Local Group Will Honor Land Damaged by the El Guique Gravel Mine

by Staff Reporter / Jun 14, 2017 / comments
courtesy image

Local Group Will Honor Land Damaged by the El Guique Gravel Mine
Submitted Notice

Española - On Saturday, June 17, 2017, a local group will gather to honor one of the Earth’s “wounded places,” the El Guique gravel mine. The event is part of the 8th annual Global Earth Exchange, a worldwide day of remembering and honoring the “damaged” places in our communities.

Liz Gold, the event organizer, notes that gravel mines owned by the late Richard Cook “have caused habitat destruction, air and water pollution, and unsightly scarring in El Guique and Velarde, as well as destroying ancient petroglyphs and sacred sites.” The purpose of this event, Gold says, is not to protest or cause any damage but to “honor the land with a ceremony, an act of beauty.”

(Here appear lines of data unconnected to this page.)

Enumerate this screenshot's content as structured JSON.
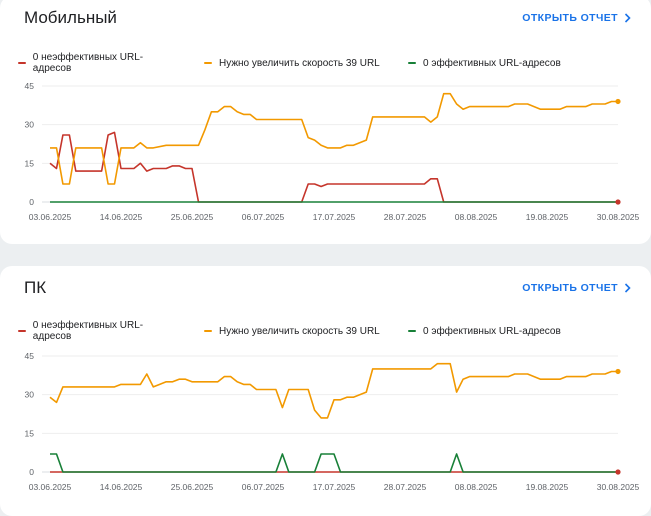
{
  "cards": [
    {
      "title": "Мобильный",
      "link_label": "ОТКРЫТЬ ОТЧЕТ",
      "legend": [
        {
          "label": "0 неэффективных URL-адресов",
          "color": "#c5352b"
        },
        {
          "label": "Нужно увеличить скорость 39 URL",
          "color": "#f29900"
        },
        {
          "label": "0 эффективных URL-адресов",
          "color": "#188038"
        }
      ]
    },
    {
      "title": "ПК",
      "link_label": "ОТКРЫТЬ ОТЧЕТ",
      "legend": [
        {
          "label": "0 неэффективных URL-адресов",
          "color": "#c5352b"
        },
        {
          "label": "Нужно увеличить скорость 39 URL",
          "color": "#f29900"
        },
        {
          "label": "0 эффективных URL-адресов",
          "color": "#188038"
        }
      ]
    }
  ],
  "chart_data": [
    {
      "type": "line",
      "x_range": [
        "03.06.2025",
        "30.08.2025"
      ],
      "x_ticks": [
        "03.06.2025",
        "14.06.2025",
        "25.06.2025",
        "06.07.2025",
        "17.07.2025",
        "28.07.2025",
        "08.08.2025",
        "19.08.2025",
        "30.08.2025"
      ],
      "y_ticks": [
        0,
        15,
        30,
        45
      ],
      "ylim": [
        0,
        45
      ],
      "grid": true,
      "series": [
        {
          "name": "0 неэффективных URL-адресов",
          "color": "#c5352b",
          "points": [
            [
              "03.06.2025",
              15
            ],
            [
              "04.06.2025",
              13
            ],
            [
              "05.06.2025",
              26
            ],
            [
              "06.06.2025",
              26
            ],
            [
              "07.06.2025",
              12
            ],
            [
              "11.06.2025",
              12
            ],
            [
              "12.06.2025",
              26
            ],
            [
              "13.06.2025",
              27
            ],
            [
              "14.06.2025",
              13
            ],
            [
              "16.06.2025",
              13
            ],
            [
              "17.06.2025",
              15
            ],
            [
              "18.06.2025",
              12
            ],
            [
              "19.06.2025",
              13
            ],
            [
              "21.06.2025",
              13
            ],
            [
              "22.06.2025",
              14
            ],
            [
              "23.06.2025",
              14
            ],
            [
              "24.06.2025",
              13
            ],
            [
              "25.06.2025",
              13
            ],
            [
              "26.06.2025",
              0
            ],
            [
              "12.07.2025",
              0
            ],
            [
              "13.07.2025",
              7
            ],
            [
              "14.07.2025",
              7
            ],
            [
              "15.07.2025",
              6
            ],
            [
              "16.07.2025",
              7
            ],
            [
              "31.07.2025",
              7
            ],
            [
              "01.08.2025",
              9
            ],
            [
              "02.08.2025",
              9
            ],
            [
              "03.08.2025",
              0
            ],
            [
              "30.08.2025",
              0
            ]
          ]
        },
        {
          "name": "Нужно увеличить скорость 39 URL",
          "color": "#f29900",
          "points": [
            [
              "03.06.2025",
              21
            ],
            [
              "04.06.2025",
              21
            ],
            [
              "05.06.2025",
              7
            ],
            [
              "06.06.2025",
              7
            ],
            [
              "07.06.2025",
              21
            ],
            [
              "11.06.2025",
              21
            ],
            [
              "12.06.2025",
              7
            ],
            [
              "13.06.2025",
              7
            ],
            [
              "14.06.2025",
              21
            ],
            [
              "16.06.2025",
              21
            ],
            [
              "17.06.2025",
              23
            ],
            [
              "18.06.2025",
              21
            ],
            [
              "19.06.2025",
              21
            ],
            [
              "21.06.2025",
              22
            ],
            [
              "25.06.2025",
              22
            ],
            [
              "26.06.2025",
              22
            ],
            [
              "27.06.2025",
              28
            ],
            [
              "28.06.2025",
              35
            ],
            [
              "29.06.2025",
              35
            ],
            [
              "30.06.2025",
              37
            ],
            [
              "01.07.2025",
              37
            ],
            [
              "02.07.2025",
              35
            ],
            [
              "03.07.2025",
              34
            ],
            [
              "04.07.2025",
              34
            ],
            [
              "05.07.2025",
              32
            ],
            [
              "12.07.2025",
              32
            ],
            [
              "13.07.2025",
              25
            ],
            [
              "14.07.2025",
              24
            ],
            [
              "15.07.2025",
              22
            ],
            [
              "16.07.2025",
              21
            ],
            [
              "18.07.2025",
              21
            ],
            [
              "19.07.2025",
              22
            ],
            [
              "20.07.2025",
              22
            ],
            [
              "22.07.2025",
              24
            ],
            [
              "23.07.2025",
              33
            ],
            [
              "31.07.2025",
              33
            ],
            [
              "01.08.2025",
              31
            ],
            [
              "02.08.2025",
              33
            ],
            [
              "03.08.2025",
              42
            ],
            [
              "04.08.2025",
              42
            ],
            [
              "05.08.2025",
              38
            ],
            [
              "06.08.2025",
              36
            ],
            [
              "07.08.2025",
              37
            ],
            [
              "13.08.2025",
              37
            ],
            [
              "14.08.2025",
              38
            ],
            [
              "16.08.2025",
              38
            ],
            [
              "18.08.2025",
              36
            ],
            [
              "21.08.2025",
              36
            ],
            [
              "22.08.2025",
              37
            ],
            [
              "25.08.2025",
              37
            ],
            [
              "26.08.2025",
              38
            ],
            [
              "28.08.2025",
              38
            ],
            [
              "29.08.2025",
              39
            ],
            [
              "30.08.2025",
              39
            ]
          ]
        },
        {
          "name": "0 эффективных URL-адресов",
          "color": "#188038",
          "points": [
            [
              "03.06.2025",
              0
            ],
            [
              "30.08.2025",
              0
            ]
          ]
        }
      ]
    },
    {
      "type": "line",
      "x_range": [
        "03.06.2025",
        "30.08.2025"
      ],
      "x_ticks": [
        "03.06.2025",
        "14.06.2025",
        "25.06.2025",
        "06.07.2025",
        "17.07.2025",
        "28.07.2025",
        "08.08.2025",
        "19.08.2025",
        "30.08.2025"
      ],
      "y_ticks": [
        0,
        15,
        30,
        45
      ],
      "ylim": [
        0,
        45
      ],
      "grid": true,
      "series": [
        {
          "name": "0 неэффективных URL-адресов",
          "color": "#c5352b",
          "points": [
            [
              "03.06.2025",
              0
            ],
            [
              "30.08.2025",
              0
            ]
          ]
        },
        {
          "name": "Нужно увеличить скорость 39 URL",
          "color": "#f29900",
          "points": [
            [
              "03.06.2025",
              29
            ],
            [
              "04.06.2025",
              27
            ],
            [
              "05.06.2025",
              33
            ],
            [
              "13.06.2025",
              33
            ],
            [
              "14.06.2025",
              34
            ],
            [
              "17.06.2025",
              34
            ],
            [
              "18.06.2025",
              38
            ],
            [
              "19.06.2025",
              33
            ],
            [
              "20.06.2025",
              34
            ],
            [
              "21.06.2025",
              35
            ],
            [
              "22.06.2025",
              35
            ],
            [
              "23.06.2025",
              36
            ],
            [
              "24.06.2025",
              36
            ],
            [
              "25.06.2025",
              35
            ],
            [
              "29.06.2025",
              35
            ],
            [
              "30.06.2025",
              37
            ],
            [
              "01.07.2025",
              37
            ],
            [
              "02.07.2025",
              35
            ],
            [
              "03.07.2025",
              34
            ],
            [
              "04.07.2025",
              34
            ],
            [
              "05.07.2025",
              32
            ],
            [
              "08.07.2025",
              32
            ],
            [
              "09.07.2025",
              25
            ],
            [
              "10.07.2025",
              32
            ],
            [
              "13.07.2025",
              32
            ],
            [
              "14.07.2025",
              24
            ],
            [
              "15.07.2025",
              21
            ],
            [
              "16.07.2025",
              21
            ],
            [
              "17.07.2025",
              28
            ],
            [
              "18.07.2025",
              28
            ],
            [
              "19.07.2025",
              29
            ],
            [
              "20.07.2025",
              29
            ],
            [
              "22.07.2025",
              31
            ],
            [
              "23.07.2025",
              40
            ],
            [
              "01.08.2025",
              40
            ],
            [
              "02.08.2025",
              42
            ],
            [
              "04.08.2025",
              42
            ],
            [
              "05.08.2025",
              31
            ],
            [
              "06.08.2025",
              36
            ],
            [
              "07.08.2025",
              37
            ],
            [
              "13.08.2025",
              37
            ],
            [
              "14.08.2025",
              38
            ],
            [
              "16.08.2025",
              38
            ],
            [
              "18.08.2025",
              36
            ],
            [
              "21.08.2025",
              36
            ],
            [
              "22.08.2025",
              37
            ],
            [
              "25.08.2025",
              37
            ],
            [
              "26.08.2025",
              38
            ],
            [
              "28.08.2025",
              38
            ],
            [
              "29.08.2025",
              39
            ],
            [
              "30.08.2025",
              39
            ]
          ]
        },
        {
          "name": "0 эффективных URL-адресов",
          "color": "#188038",
          "points": [
            [
              "03.06.2025",
              7
            ],
            [
              "04.06.2025",
              7
            ],
            [
              "05.06.2025",
              0
            ],
            [
              "08.07.2025",
              0
            ],
            [
              "09.07.2025",
              7
            ],
            [
              "10.07.2025",
              0
            ],
            [
              "14.07.2025",
              0
            ],
            [
              "15.07.2025",
              7
            ],
            [
              "17.07.2025",
              7
            ],
            [
              "18.07.2025",
              0
            ],
            [
              "04.08.2025",
              0
            ],
            [
              "05.08.2025",
              7
            ],
            [
              "06.08.2025",
              0
            ],
            [
              "30.08.2025",
              0
            ]
          ]
        }
      ]
    }
  ]
}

The group Radical Joy for Hard Times sponsors the Global Earth Exchange. “When the places we love are hurt, we hurt, too,” says Trebbe Johnson, who created the group. She notes that when the land or water becomes polluted, clear-cut, or damaged in some way, we tend to avoid or abandon it. The goal of Radical Joy for Hard Times is to help reestablish our personal relationships with these wounded places, and to return beauty and affection to them in exchange for the gifts they have given us. “We share our love for these places, acknowledge our sorrow for the damage caused, connect with people in our own community and communities around the world, and support one another in our ongoing work,” says Gold.

Gold notes that these ceremonies are especially important in a time when people are exhausted by grief for the worldwide damage caused by climate change. “You’d be surprised how much ‘radical joy’ one of these ceremonies can generate in these ‘hard times,’ ” she says. “It replenishes the soul.” Gold has led similar ceremonies in past years for the Railroad Avenue Superfund site, the Rio Grande at Buckman, the Santa Fe River, the Questa mine, and the Animas River in Colorado after the 2015 disaster.

Gold acknowledges that Cook’s gravel mining operations are a mixed legacy. “They have provided many local people with work and have formed the basis of many of our roads and public works.” However, she feels it is important to “give something back to the Earth that has given us so much.”

The group will meet at 8:30 am at the Moving Arts Española parking lot and carpool from there to public property near the El Guique mine. Gold suggests participants should bring hats, sunscreen, and water, as well as drums, songs, poems, cornmeal, or flowers, if desired.

For more details on the event, including how to participate, contact Liz Gold at lizgold.nm@gmail.com or 505-351-1381.

See also: http://radicaljoyforhardtimes.org/